Advances in CD4 testing methods include taking flow cytometers from the bench into the field such as with hand-held diagnostic CD4 counters that can provide rapid results.  Some hand-held technologies are currently being used, but still need to be assessed for accuracy.  Other improvements include developing CD4+ T cell counting strategies and gating strategies that are both accurate and precise, but that can also drastically reduce costs within central laboratories.  The goal of such technological advances is to allow for point-of-care CD4 testing where results can be obtained in a rural clinic setting, thus reducing the cost and time to transport and process specimens giving the patient more timely treatment.
Improved quality control (QC) and quality assurance (QA) measures are also needed to assess the accuracy of CD4 T-cell subset enumeration strategies, especially when new technologies are introduced to the field.  Proficiency testing programs such as DHVI’s Immunology Quality Assessment Center can verify that the accuracy of CD4 counts remains standard across laboratories through the development of validation protocols, standard guidelines, and guidance documents.  Such proficiency initiatives help to ensure that laboratory standards are maintained when new CD4 enumeration technologies emerge so that the patient will receive the most effective and timely treatment.
For the full article, please read:
Barnett D, Walker B, Landay AL, Denny TN. CD4 immunophenotyping in HIV infection.

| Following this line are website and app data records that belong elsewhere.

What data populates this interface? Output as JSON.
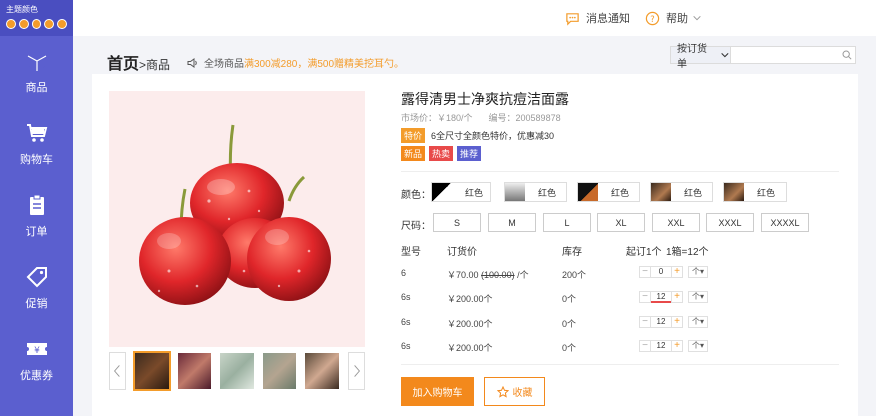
{
  "theme": {
    "label": "主题颜色",
    "dot_color": "#f39c2b"
  },
  "sidebar": {
    "bg": "#5b5fcf",
    "items": [
      {
        "label": "商品",
        "icon": "cube-icon",
        "active": true
      },
      {
        "label": "购物车",
        "icon": "cart-icon",
        "active": false
      },
      {
        "label": "订单",
        "icon": "order-clipboard-icon",
        "active": false
      },
      {
        "label": "促销",
        "icon": "tag-icon",
        "active": false
      },
      {
        "label": "优惠券",
        "icon": "coupon-icon",
        "active": false
      }
    ]
  },
  "topbar": {
    "notify": "消息通知",
    "help": "帮助"
  },
  "breadcrumb": {
    "home": "首页",
    "separator": ">",
    "current": "商品"
  },
  "notice": {
    "prefix": "全场商品",
    "hl1": "满300减280，",
    "hl2": "满500赠精美挖耳勺。"
  },
  "search": {
    "select": "按订货单",
    "placeholder": ""
  },
  "product": {
    "title": "露得清男士净爽抗痘洁面露",
    "market_price": "市场价：￥180/个",
    "code": "编号：200589878",
    "promo_badge": "特价",
    "promo_text": "6全尺寸全颜色特价，优惠减30",
    "tags": [
      {
        "label": "新品",
        "color": "#f3891c"
      },
      {
        "label": "热卖",
        "color": "#e84a4a"
      },
      {
        "label": "推荐",
        "color": "#5b5fcf"
      }
    ],
    "color_label": "颜色：",
    "colors": [
      "红色",
      "红色",
      "红色",
      "红色",
      "红色"
    ],
    "size_label": "尺码：",
    "sizes": [
      "S",
      "M",
      "L",
      "XL",
      "XXL",
      "XXXL",
      "XXXXL"
    ]
  },
  "table": {
    "headers": {
      "model": "型号",
      "price": "订货价",
      "stock": "库存",
      "moq": "起订1个",
      "box": "1箱=12个"
    },
    "rows": [
      {
        "model": "6",
        "price": "￥70.00",
        "orig": "(100.00)",
        "unit": "/个",
        "stock": "200个",
        "qty": "0"
      },
      {
        "model": "6s",
        "price": "￥200.00个",
        "orig": "",
        "unit": "",
        "stock": "0个",
        "qty": "12"
      },
      {
        "model": "6s",
        "price": "￥200.00个",
        "orig": "",
        "unit": "",
        "stock": "0个",
        "qty": "12"
      },
      {
        "model": "6s",
        "price": "￥200.00个",
        "orig": "",
        "unit": "",
        "stock": "0个",
        "qty": "12"
      }
    ],
    "unit_select": "个"
  },
  "actions": {
    "add_cart": "加入购物车",
    "favorite": "收藏"
  }
}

Nature Reviews Microbiology. 2008 November. (6)11: S7-S15. Abstract